The film wants us to remember that real life is just as much of an improvisation—in fact, more so—as anything that happens in the theatre. People repeat lines and interact with one another in ways we realize are drawn from previous interactions. In real life, Rivette seems to be saying, we are all engaged in creating some kind of spectacle, each of us at the center of our own story. The theater exercises in which characters engage are designed to break down barriers between their fellows (barriers that keep getting thrown up through arguments or conflicts of artistic vision) and to bust any wall between emotion and reality. They are getting “in touch,” sometimes literally, with each other, with themselves, with the story. In other story lines, the deaf-mute young man, Colin, is suddenly neither, and wanders around the city chanting to himself; the young woman, Frederique, falls in love and mingles her blood with her lover’s blood. But all falls apart. Connection fails. The troupes split up. Language begins to run backwards or loop, underlining the difficulty of any of this happening at all.
“Noli me tangere” is the Latin translation of Jesus’ words to Mary in John 20:17 following his resurrection—”touch me not,” he says, “for I have not yet ascended to the Father.” In the story’s context, the reader is meant to understand that post-tomb Jesus has a body, but also not a wholly normal one; he can pass through walls and disappear, but can also be touched. He isn’t a ghost. (A final scene in the film serves up some overbearing Christ imagery of its own as troupe leader Thomas lays on the beach in a cruciform shape, but lest we get too serious about it, he then gets up and wanders away.)
Interestingly, Rivette created a shorter version of the film—which still clocks in at a butt-busting four hours—subtitled Spectre, and so Out 1’s Wikipedia entry suggests that the longer version’s subtitle is a cheeky reference to being the full-length film, not to be messed with. But in a few moments, it seems, the point is that real life is an effort to get past the borders of oneself and sustain touch with the world outside your head.
The sheer length of Out 1 provides a good way to do this, because it turns out that there’s no instant fix to loneliness and isolation. As we sit with the characters (none of whom, it ought to be noted, are terribly deeply fleshed out), we begin to develop a relationship with them, too. My husband sat beside me all 13 hours, and said five days later, “I miss these characters, and I might want to go back and watch a section again.”
Which brings me back to goofy gifs of Shia LeBouef laughing at himself, and us laughing along with him. I don’t know what he thought by the end of his exercise, but if you want to break down the barriers celebrity throws up, maybe the best way is to sit in a theater and let other people watch your face.
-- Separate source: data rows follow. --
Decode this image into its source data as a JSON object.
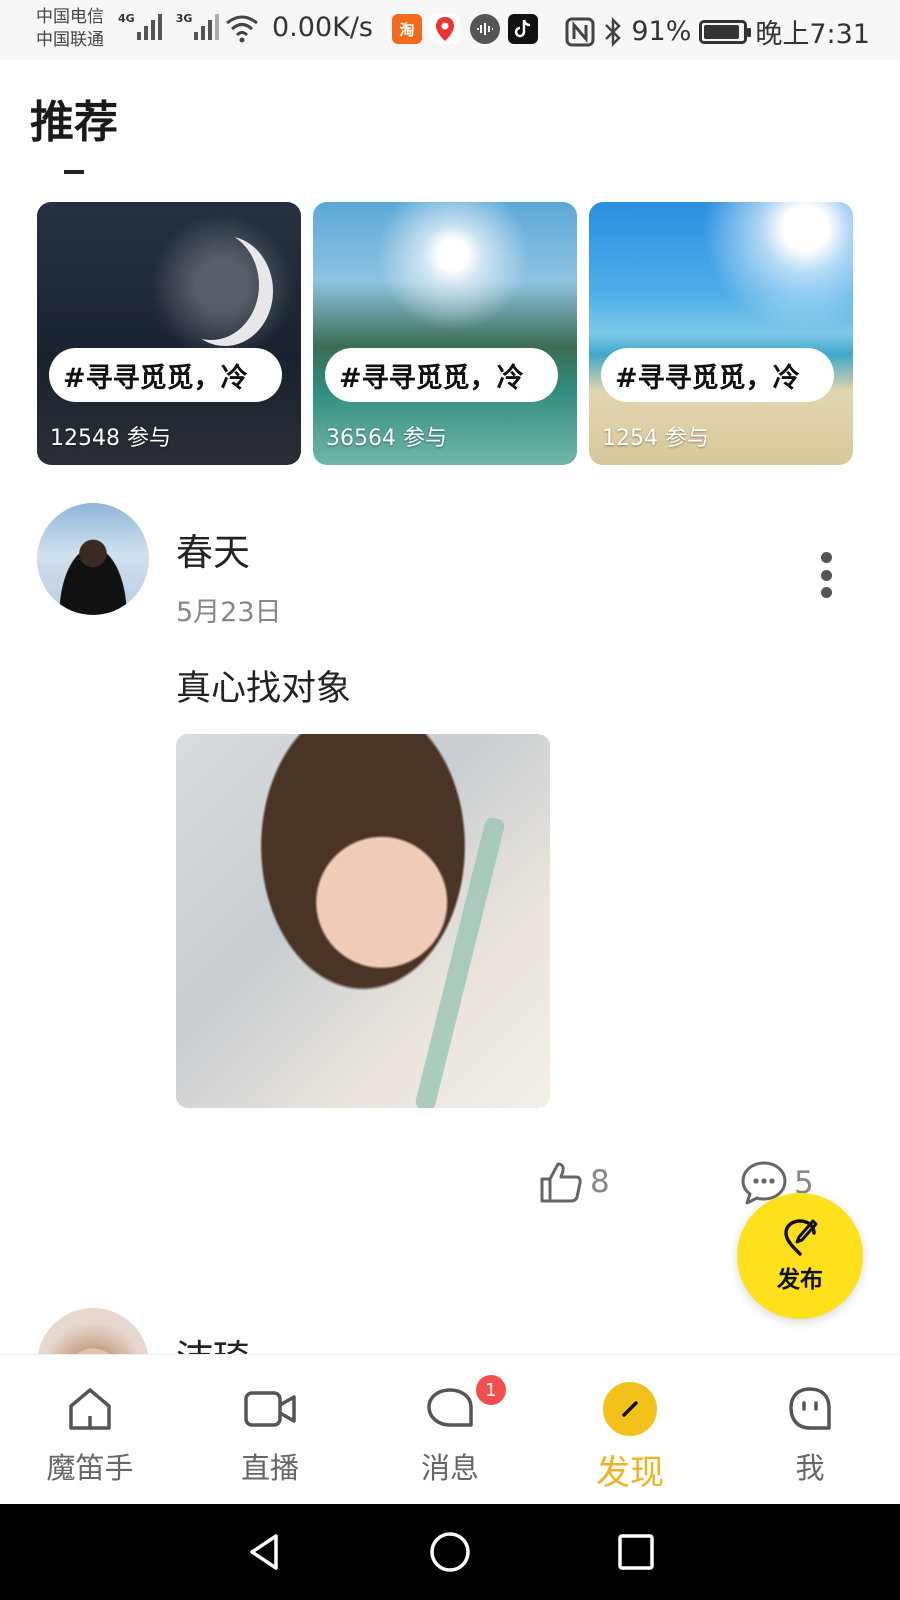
{
  "status_bar": {
    "carrier_1": "中国电信",
    "carrier_2": "中国联通",
    "net_1": "4G",
    "net_2": "3G",
    "speed": "0.00K/s",
    "app_icons": [
      "taobao-icon",
      "location-icon",
      "music-icon",
      "tiktok-icon"
    ],
    "taobao_label": "淘",
    "battery": "91%",
    "battery_level": 0.91,
    "time": "晚上7:31"
  },
  "recommend": {
    "title": "推荐",
    "topics": [
      {
        "label": "#寻寻觅觅，冷",
        "count": "12548 参与"
      },
      {
        "label": "#寻寻觅觅，冷",
        "count": "36564 参与"
      },
      {
        "label": "#寻寻觅觅，冷",
        "count": "1254 参与"
      }
    ]
  },
  "post": {
    "author": "春天",
    "date": "5月23日",
    "text": "真心找对象",
    "likes": "8",
    "comments": "5"
  },
  "next_post": {
    "author": "沛琦"
  },
  "fab": {
    "label": "发布"
  },
  "bottom_nav": {
    "items": [
      {
        "label": "魔笛手",
        "icon": "home-icon"
      },
      {
        "label": "直播",
        "icon": "video-camera-icon"
      },
      {
        "label": "消息",
        "icon": "message-icon",
        "badge": "1"
      },
      {
        "label": "发现",
        "icon": "discover-icon",
        "active": true
      },
      {
        "label": "我",
        "icon": "profile-face-icon"
      }
    ]
  },
  "colors": {
    "accent": "#f2b31a",
    "fab": "#ffe01b",
    "badge": "#f24e4e"
  }
}
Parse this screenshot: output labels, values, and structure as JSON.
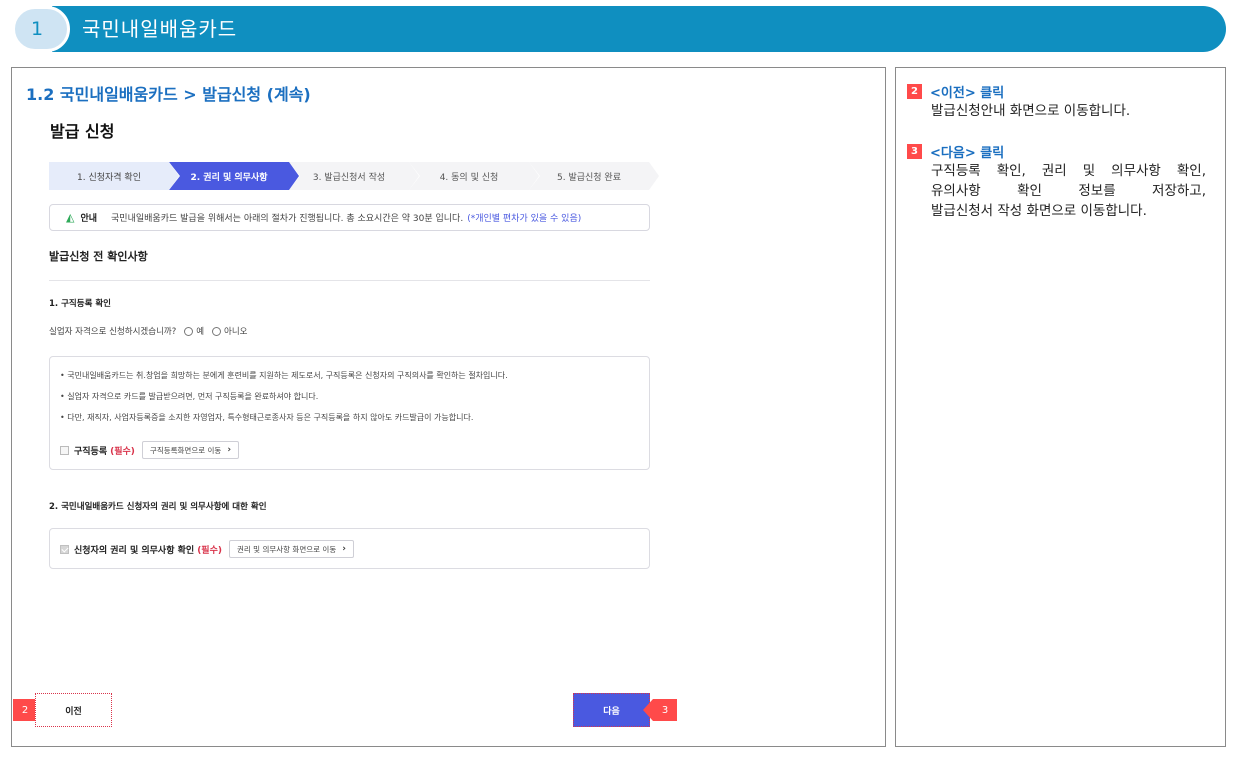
{
  "banner": {
    "number": "1",
    "title": "국민내일배움카드"
  },
  "left": {
    "section_heading": "1.2 국민내일배움카드 > 발급신청 (계속)",
    "page_title": "발급 신청",
    "steps": [
      {
        "label": "1. 신청자격 확인"
      },
      {
        "label": "2. 권리 및 의무사항"
      },
      {
        "label": "3. 발급신청서 작성"
      },
      {
        "label": "4. 동의 및 신청"
      },
      {
        "label": "5. 발급신청 완료"
      }
    ],
    "notice": {
      "label": "안내",
      "message": "국민내일배움카드 발급을 위해서는 아래의 절차가 진행됩니다. 총 소요시간은 약 30분 입니다.",
      "hint": "(*개인별 편차가 있을 수 있음)"
    },
    "sub_heading": "발급신청 전 확인사항",
    "q1": {
      "title": "1. 구직등록 확인",
      "question": "실업자 자격으로 신청하시겠습니까?",
      "option_yes": "예",
      "option_no": "아니오",
      "bullets": [
        "• 국민내일배움카드는 취.창업을 희망하는 분에게 훈련비를 지원하는 제도로서, 구직등록은 신청자의 구직의사를 확인하는 절차입니다.",
        "• 실업자 자격으로 카드를 발급받으려면, 먼저 구직등록을 완료하셔야 합니다.",
        "• 다만, 재직자, 사업자등록증을 소지한 자영업자, 특수형태근로종사자 등은 구직등록을 하지 않아도 카드발급이 가능합니다."
      ],
      "check_label": "구직등록",
      "required": "(필수)",
      "link_button": "구직등록화면으로 이동"
    },
    "q2": {
      "title": "2. 국민내일배움카드 신청자의 권리 및 의무사항에 대한 확인",
      "check_label": "신청자의 권리 및 의무사항 확인",
      "required": "(필수)",
      "link_button": "권리 및 의무사항 화면으로 이동"
    },
    "prev_button": "이전",
    "next_button": "다음",
    "marker_prev": "2",
    "marker_next": "3"
  },
  "right": {
    "notes": [
      {
        "badge": "2",
        "title": "<이전> 클릭",
        "lines": [
          "발급신청안내 화면으로 이동합니다."
        ]
      },
      {
        "badge": "3",
        "title": "<다음> 클릭",
        "lines": [
          "구직등록 확인, 권리 및 의무사항 확인,",
          "유의사항 확인 정보를 저장하고,",
          "발급신청서 작성 화면으로 이동합니다."
        ]
      }
    ]
  },
  "colors": {
    "accent": "#0f8fc0",
    "primary_button": "#4a59e0",
    "marker": "#ff4a4a",
    "heading_blue": "#1b6fc0",
    "required_red": "#d9344b"
  }
}
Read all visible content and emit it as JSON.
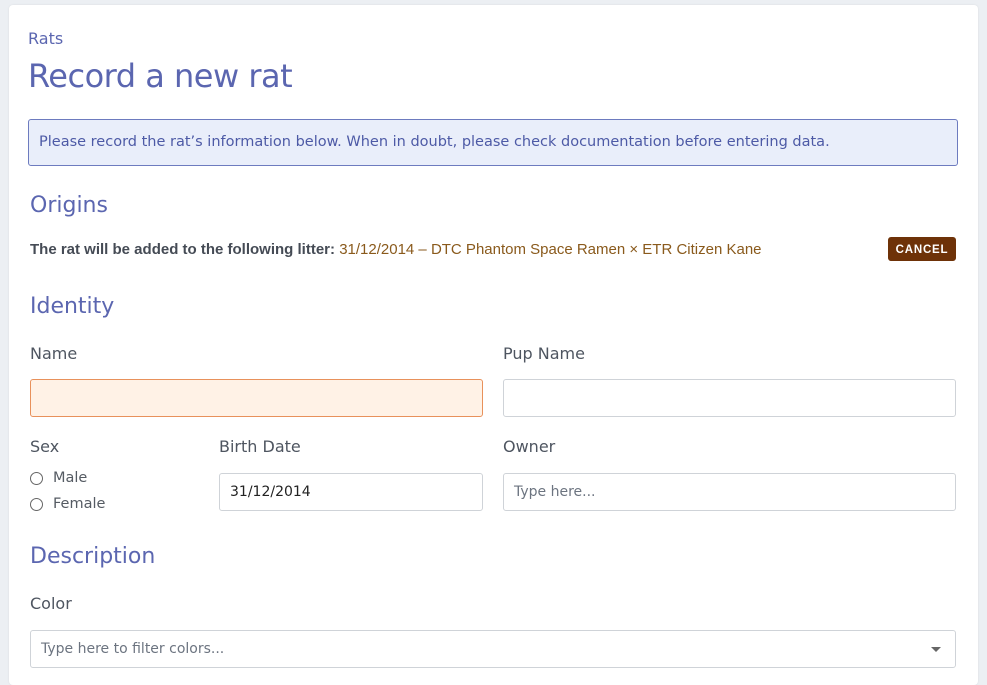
{
  "breadcrumb": "Rats",
  "page_title": "Record a new rat",
  "info_message": "Please record the rat’s information below. When in doubt, please check documentation before entering data.",
  "origins": {
    "heading": "Origins",
    "litter_label": "The rat will be added to the following litter:",
    "litter_value": "31/12/2014 – DTC Phantom Space Ramen × ETR Citizen Kane",
    "cancel_label": "CANCEL"
  },
  "identity": {
    "heading": "Identity",
    "name_label": "Name",
    "name_value": "",
    "pup_name_label": "Pup Name",
    "pup_name_value": "",
    "sex_label": "Sex",
    "sex_options": [
      "Male",
      "Female"
    ],
    "birth_date_label": "Birth Date",
    "birth_date_value": "31/12/2014",
    "owner_label": "Owner",
    "owner_placeholder": "Type here..."
  },
  "description": {
    "heading": "Description",
    "color_label": "Color",
    "color_placeholder": "Type here to filter colors..."
  },
  "colors": {
    "accent": "#5b66b0",
    "cancel_bg": "#6e3208",
    "litter_text": "#8a5a1c",
    "warning_bg": "#fff2e6",
    "warning_border": "#e8915b"
  }
}
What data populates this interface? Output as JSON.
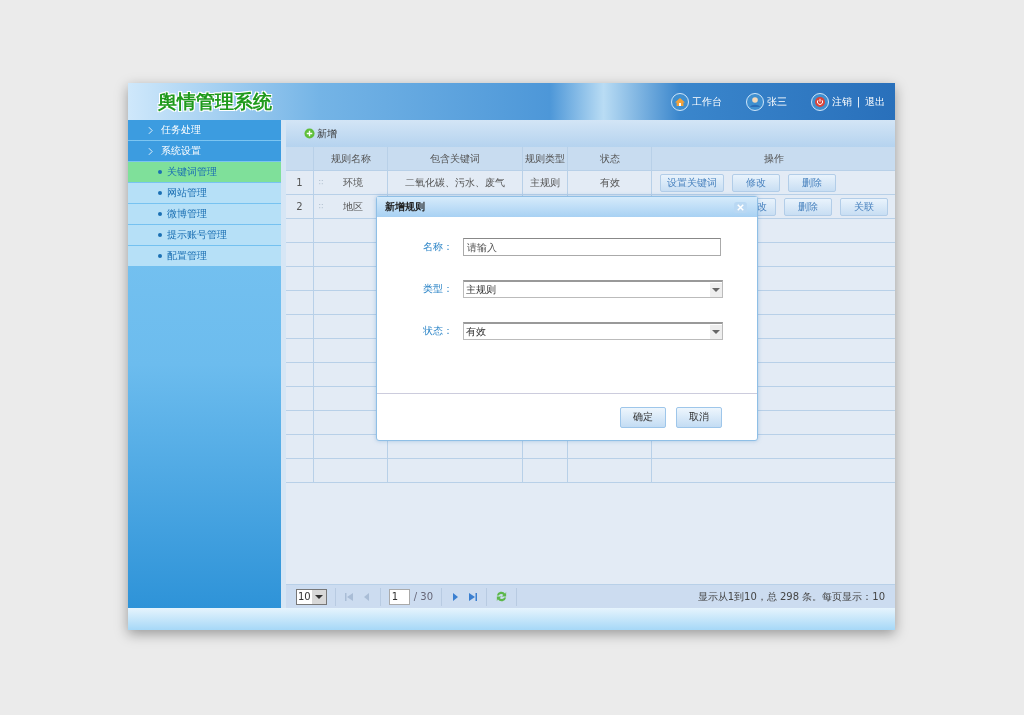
{
  "header": {
    "title": "舆情管理系统",
    "links": [
      {
        "kind": "home",
        "label": "工作台"
      },
      {
        "kind": "user",
        "label": "张三"
      }
    ],
    "logout": {
      "label": "注销",
      "separator": "|",
      "exit": "退出"
    }
  },
  "sidebar": {
    "items": [
      {
        "label": "任务处理"
      },
      {
        "label": "系统设置",
        "children": [
          {
            "label": "关键词管理",
            "selected": true
          },
          {
            "label": "网站管理",
            "selected": false
          },
          {
            "label": "微博管理",
            "selected": false
          },
          {
            "label": "提示账号管理",
            "selected": false
          },
          {
            "label": "配置管理",
            "selected": false
          }
        ]
      }
    ]
  },
  "toolbar": {
    "add": "新增"
  },
  "table": {
    "columns": [
      "规则名称",
      "包含关键词",
      "规则类型",
      "状态",
      "操作"
    ],
    "rows": [
      {
        "num": "1",
        "name": "环境",
        "keywords": "二氧化碳、污水、废气",
        "type": "主规则",
        "status": "有效",
        "actions": [
          "设置关键词",
          "修改",
          "删除"
        ]
      },
      {
        "num": "2",
        "name": "地区",
        "actions": [
          "改",
          "删除",
          "关联"
        ]
      }
    ]
  },
  "pager": {
    "page_size": "10",
    "page": "1",
    "total_pages": "/ 30",
    "info": "显示从1到10，总 298 条。每页显示：10"
  },
  "dialog": {
    "title": "新增规则",
    "fields": [
      {
        "kind": "input",
        "label": "名称：",
        "placeholder": "请输入"
      },
      {
        "kind": "select",
        "label": "类型：",
        "value": "主规则"
      },
      {
        "kind": "select",
        "label": "状态：",
        "value": "有效"
      }
    ],
    "buttons": [
      "确定",
      "取消"
    ]
  }
}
Mirror your face. Be a human with you.
Alissa Wilkinson is chief film critic at Christianity Today and an assistant professor at The King’s College in New York City. Her writing appears at Vulture, The Washington Post, The Atlantic, The LA Review of Books, Pacific Standard, and others. Follow her on Twitter.